Terumbu Pempang Laut is one of our largest submerged reefs and located near industrial islands such as Jurong Island and Pulau Bukom.
Coral are colonies of tiny animals called polyps. Each polyp lives inside a little hard skeleton. The huge colony is made up of the skeletons of countless polyps. The polyps of all reef-building hard corals harbour microscopic, single-celled algae (called zooxanthellae). The polyp provides the zooxanthellae with shelter and minerals. The zooxanthellae carry out photosynthesis inside the polyp and share the food produced with the polyp. Corals generally have white colour skeletons, which is believed to assist in photosynthesis by reflecting light onto the zooxanthellae.
May 2015. Many Merulinid corals had bleaching patches, some with patches of recently dead tissue, these range from 20-60% of the colony.
Pore corals and most were not bleaching. But many had also recently dead patches.

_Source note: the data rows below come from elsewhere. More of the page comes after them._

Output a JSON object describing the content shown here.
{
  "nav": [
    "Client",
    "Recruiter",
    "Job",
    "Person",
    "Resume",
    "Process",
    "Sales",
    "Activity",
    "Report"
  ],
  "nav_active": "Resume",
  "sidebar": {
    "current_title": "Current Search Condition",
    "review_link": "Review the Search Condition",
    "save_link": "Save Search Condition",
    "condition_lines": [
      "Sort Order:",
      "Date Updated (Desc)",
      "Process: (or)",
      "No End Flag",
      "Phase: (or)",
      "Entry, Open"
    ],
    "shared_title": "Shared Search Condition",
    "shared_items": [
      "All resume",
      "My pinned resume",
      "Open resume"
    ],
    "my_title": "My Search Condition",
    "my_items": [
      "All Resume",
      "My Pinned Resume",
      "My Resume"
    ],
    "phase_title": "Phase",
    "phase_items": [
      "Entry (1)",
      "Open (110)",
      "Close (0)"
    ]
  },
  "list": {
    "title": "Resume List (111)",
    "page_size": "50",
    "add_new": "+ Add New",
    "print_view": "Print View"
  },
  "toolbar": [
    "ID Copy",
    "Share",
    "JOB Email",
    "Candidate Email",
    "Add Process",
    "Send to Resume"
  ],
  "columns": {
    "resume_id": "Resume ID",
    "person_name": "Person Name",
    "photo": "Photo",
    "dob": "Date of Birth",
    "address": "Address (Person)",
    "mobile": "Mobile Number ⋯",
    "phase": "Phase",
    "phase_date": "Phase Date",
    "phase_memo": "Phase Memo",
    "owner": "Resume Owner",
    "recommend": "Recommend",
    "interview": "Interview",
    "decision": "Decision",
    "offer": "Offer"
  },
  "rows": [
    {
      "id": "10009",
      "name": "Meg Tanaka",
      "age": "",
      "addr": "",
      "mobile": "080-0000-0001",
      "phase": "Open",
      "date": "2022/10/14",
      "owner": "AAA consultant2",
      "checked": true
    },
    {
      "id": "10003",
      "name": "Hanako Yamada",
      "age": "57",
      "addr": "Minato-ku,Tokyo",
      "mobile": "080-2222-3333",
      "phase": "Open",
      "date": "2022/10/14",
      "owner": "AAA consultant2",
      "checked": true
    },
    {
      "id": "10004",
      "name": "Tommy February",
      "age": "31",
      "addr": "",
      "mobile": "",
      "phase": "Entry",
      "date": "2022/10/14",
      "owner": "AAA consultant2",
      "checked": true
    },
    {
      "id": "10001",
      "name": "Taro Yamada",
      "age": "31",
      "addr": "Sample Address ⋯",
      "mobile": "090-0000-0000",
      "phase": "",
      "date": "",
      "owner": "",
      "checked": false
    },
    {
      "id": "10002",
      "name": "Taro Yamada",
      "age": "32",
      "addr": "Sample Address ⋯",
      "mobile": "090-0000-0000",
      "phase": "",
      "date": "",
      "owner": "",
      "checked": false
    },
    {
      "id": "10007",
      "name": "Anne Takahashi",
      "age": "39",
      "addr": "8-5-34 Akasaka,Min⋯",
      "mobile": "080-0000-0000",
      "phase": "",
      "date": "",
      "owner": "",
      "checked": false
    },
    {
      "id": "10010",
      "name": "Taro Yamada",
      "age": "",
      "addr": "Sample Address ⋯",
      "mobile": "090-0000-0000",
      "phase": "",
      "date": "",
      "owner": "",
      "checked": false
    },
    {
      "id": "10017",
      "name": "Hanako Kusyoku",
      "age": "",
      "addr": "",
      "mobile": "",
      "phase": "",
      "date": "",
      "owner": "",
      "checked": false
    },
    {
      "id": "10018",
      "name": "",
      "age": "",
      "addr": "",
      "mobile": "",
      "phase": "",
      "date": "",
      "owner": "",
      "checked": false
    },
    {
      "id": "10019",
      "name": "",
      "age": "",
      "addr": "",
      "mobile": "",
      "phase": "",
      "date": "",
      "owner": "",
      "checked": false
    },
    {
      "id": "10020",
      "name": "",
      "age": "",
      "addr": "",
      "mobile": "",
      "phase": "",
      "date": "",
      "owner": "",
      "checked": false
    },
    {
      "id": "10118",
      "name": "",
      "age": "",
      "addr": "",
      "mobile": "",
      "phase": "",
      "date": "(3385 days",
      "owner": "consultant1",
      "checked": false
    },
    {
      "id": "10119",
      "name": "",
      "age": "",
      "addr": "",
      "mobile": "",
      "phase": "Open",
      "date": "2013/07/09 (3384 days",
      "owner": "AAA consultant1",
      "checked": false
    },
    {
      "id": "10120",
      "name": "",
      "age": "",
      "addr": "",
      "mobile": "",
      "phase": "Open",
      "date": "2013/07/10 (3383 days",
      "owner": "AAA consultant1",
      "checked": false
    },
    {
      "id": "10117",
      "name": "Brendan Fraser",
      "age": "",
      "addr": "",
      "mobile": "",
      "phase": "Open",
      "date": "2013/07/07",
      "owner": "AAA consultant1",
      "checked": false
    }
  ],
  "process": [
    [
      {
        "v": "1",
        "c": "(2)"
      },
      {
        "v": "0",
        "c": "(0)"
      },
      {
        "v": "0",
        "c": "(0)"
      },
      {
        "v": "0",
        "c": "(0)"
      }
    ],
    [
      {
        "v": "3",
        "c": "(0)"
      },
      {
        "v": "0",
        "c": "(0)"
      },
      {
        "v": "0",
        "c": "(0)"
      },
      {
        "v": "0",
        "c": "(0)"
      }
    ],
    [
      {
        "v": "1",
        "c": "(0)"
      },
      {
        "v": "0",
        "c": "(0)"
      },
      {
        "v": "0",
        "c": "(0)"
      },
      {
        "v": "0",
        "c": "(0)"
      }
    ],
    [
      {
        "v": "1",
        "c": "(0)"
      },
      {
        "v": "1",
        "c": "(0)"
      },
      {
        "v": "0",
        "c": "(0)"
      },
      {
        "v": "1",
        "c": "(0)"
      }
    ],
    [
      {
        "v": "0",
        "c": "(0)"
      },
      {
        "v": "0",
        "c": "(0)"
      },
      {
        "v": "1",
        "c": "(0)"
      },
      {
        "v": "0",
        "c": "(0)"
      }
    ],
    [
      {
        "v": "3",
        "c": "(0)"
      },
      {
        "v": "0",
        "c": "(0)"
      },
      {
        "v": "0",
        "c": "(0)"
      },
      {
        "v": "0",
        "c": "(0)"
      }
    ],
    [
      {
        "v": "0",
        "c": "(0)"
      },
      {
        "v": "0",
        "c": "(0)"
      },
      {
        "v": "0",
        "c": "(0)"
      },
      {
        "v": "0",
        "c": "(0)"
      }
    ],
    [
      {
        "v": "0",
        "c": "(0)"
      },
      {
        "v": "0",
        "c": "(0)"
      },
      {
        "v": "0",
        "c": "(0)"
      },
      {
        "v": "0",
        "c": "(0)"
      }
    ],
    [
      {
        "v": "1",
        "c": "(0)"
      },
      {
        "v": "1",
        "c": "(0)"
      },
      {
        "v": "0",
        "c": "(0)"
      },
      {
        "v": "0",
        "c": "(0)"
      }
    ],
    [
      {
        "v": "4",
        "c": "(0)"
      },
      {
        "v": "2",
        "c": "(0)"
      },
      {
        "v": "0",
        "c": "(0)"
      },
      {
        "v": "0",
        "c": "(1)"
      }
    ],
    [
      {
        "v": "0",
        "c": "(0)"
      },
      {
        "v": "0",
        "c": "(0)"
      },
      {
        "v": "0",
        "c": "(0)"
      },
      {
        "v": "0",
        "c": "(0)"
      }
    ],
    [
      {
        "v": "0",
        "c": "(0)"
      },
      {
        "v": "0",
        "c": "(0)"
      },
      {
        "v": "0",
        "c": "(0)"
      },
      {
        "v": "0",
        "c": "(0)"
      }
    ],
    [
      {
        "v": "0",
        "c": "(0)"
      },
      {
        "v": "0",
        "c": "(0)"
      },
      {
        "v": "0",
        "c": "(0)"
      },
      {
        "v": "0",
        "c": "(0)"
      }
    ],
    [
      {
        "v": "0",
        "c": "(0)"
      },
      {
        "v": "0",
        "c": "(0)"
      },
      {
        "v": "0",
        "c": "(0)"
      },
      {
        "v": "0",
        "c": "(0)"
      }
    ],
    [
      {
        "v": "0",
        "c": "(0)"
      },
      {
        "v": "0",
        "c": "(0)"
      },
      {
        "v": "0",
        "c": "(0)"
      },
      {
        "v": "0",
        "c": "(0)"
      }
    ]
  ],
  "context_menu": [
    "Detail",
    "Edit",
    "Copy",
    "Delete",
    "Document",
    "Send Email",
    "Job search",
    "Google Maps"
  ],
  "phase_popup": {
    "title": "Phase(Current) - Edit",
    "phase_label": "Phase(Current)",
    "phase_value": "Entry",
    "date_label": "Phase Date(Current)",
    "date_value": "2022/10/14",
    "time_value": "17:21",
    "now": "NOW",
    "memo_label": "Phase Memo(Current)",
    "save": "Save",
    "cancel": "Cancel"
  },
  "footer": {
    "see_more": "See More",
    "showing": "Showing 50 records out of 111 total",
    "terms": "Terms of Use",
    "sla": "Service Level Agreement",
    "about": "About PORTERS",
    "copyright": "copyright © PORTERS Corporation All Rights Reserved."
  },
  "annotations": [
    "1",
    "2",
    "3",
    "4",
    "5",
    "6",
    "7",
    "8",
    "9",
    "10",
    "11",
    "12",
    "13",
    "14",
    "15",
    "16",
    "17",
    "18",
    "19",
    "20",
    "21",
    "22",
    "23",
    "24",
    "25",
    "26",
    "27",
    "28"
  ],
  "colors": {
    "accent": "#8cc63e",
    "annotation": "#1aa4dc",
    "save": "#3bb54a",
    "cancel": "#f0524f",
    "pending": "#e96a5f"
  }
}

Cauliflower corals that were bleaching with patches that recently died. I saw a few Anemone corals and Small goniopora corals that were alright. I didn't see any other kinds of corals.
Acropora corals, one was bleaching and half dead. This kind of coral is home to the Bandit coral crab, which needs to live in a coral. So if the coral dies, so do the animals that rely on it.
Flowery soft corals that were not bleaching, but also appear to have holes in them. Much of the rocky shore was covered with Button zoanthids which were alright.
Frilly sea anemones and they were all alright. I saw several Haddon's carpet anemone and Giant carpet anemones and one Fire anemone, all of them not bleaching. One of the Giant carpet anemones had an anemonefish.
Fluted giant clam near the arrival spot is still there and not bleaching. We saw it first in Jun 2014.
Spoon seagrass (small and large leaf blades), Sickle seagrass and even some Noodle seagrass.
Tape seagrass had cropped leaf blades, but some patches growing in the rocky areas had longer leaf blades.
I saw one disabled fish trap and there were some floats that look like they mark fish traps in deeper water. I also saw a deep hole (red arrow) with a big pile of coral rubble (blue arrow) next to the hole. A sign of a recent boat strike.
High res photos of mass coral bleaching in Singapore for free download on wildsingapore flickr
Terumbu Pemang Laut is one of the existing natural shores that may be impacted by the landuse plan by the Ministry of National Development released in Jan 2013 in response to the Populations White Paper with a 6.9 million population target. The dotted margined blue areas are "Possible Future Reclamation".
Photos by others on this trip
Others on this trip: Lisa Lim, Loh Kok Sheng, Heng Pei Yan.